» Task details:
Retype the records in full, exactly as they stand.

(Website and app data records)
+---+

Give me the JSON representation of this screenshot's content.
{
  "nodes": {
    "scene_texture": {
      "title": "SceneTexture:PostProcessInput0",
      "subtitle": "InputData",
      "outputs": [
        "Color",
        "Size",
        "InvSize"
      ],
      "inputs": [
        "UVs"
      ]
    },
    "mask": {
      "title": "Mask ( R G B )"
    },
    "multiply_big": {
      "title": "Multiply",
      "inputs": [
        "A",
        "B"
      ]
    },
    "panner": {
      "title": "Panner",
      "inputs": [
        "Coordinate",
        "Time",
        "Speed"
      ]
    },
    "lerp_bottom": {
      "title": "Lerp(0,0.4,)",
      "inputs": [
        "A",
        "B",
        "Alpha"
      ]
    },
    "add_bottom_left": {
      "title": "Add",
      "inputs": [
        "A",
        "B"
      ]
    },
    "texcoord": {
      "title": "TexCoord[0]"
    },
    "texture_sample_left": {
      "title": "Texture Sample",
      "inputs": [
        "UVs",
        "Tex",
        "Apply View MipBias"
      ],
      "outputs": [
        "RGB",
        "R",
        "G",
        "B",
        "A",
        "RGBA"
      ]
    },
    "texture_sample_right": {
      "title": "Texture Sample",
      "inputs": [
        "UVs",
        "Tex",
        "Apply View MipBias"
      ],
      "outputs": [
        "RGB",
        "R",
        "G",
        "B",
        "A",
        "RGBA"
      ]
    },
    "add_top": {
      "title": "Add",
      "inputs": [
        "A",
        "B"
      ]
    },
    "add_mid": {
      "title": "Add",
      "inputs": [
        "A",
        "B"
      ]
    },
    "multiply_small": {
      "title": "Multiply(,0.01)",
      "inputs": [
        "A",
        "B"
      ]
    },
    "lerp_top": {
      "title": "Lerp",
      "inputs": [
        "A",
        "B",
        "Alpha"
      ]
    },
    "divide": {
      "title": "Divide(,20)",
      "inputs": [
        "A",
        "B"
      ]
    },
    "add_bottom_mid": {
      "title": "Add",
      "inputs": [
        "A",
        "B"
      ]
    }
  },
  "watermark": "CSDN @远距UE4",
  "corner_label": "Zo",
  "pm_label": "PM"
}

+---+

» Task response:
Give me the JSON representation of this screenshot's content.
{
  "nodes": {
    "scene_texture": {
      "title": "SceneTexture:PostProcessInput0",
      "subtitle": "InputData",
      "outputs": [
        "Color",
        "Size",
        "InvSize"
      ],
      "inputs": [
        "UVs"
      ]
    },
    "mask": {
      "title": "Mask ( R G B )"
    },
    "multiply_big": {
      "title": "Multiply",
      "inputs": [
        "A",
        "B"
      ]
    },
    "panner": {
      "title": "Panner",
      "inputs": [
        "Coordinate",
        "Time",
        "Speed"
      ]
    },
    "lerp_bottom": {
      "title": "Lerp(0,0.4,)",
      "inputs": [
        "A",
        "B",
        "Alpha"
      ]
    },
    "add_bottom_left": {
      "title": "Add",
      "inputs": [
        "A",
        "B"
      ]
    },
    "texcoord": {
      "title": "TexCoord[0]"
    },
    "texture_sample_left": {
      "title": "Texture Sample",
      "inputs": [
        "UVs",
        "Tex",
        "Apply View MipBias"
      ],
      "outputs": [
        "RGB",
        "R",
        "G",
        "B",
        "A",
        "RGBA"
      ]
    },
    "texture_sample_right": {
      "title": "Texture Sample",
      "inputs": [
        "UVs",
        "Tex",
        "Apply View MipBias"
      ],
      "outputs": [
        "RGB",
        "R",
        "G",
        "B",
        "A",
        "RGBA"
      ]
    },
    "add_top": {
      "title": "Add",
      "inputs": [
        "A",
        "B"
      ]
    },
    "add_mid": {
      "title": "Add",
      "inputs": [
        "A",
        "B"
      ]
    },
    "multiply_small": {
      "title": "Multiply(,0.01)",
      "inputs": [
        "A",
        "B"
      ]
    },
    "lerp_top": {
      "title": "Lerp",
      "inputs": [
        "A",
        "B",
        "Alpha"
      ]
    },
    "divide": {
      "title": "Divide(,20)",
      "inputs": [
        "A",
        "B"
      ]
    },
    "add_bottom_mid": {
      "title": "Add",
      "inputs": [
        "A",
        "B"
      ]
    }
  },
  "watermark": "CSDN @远距UE4",
  "corner_label": "Zo",
  "pm_label": "PM"
}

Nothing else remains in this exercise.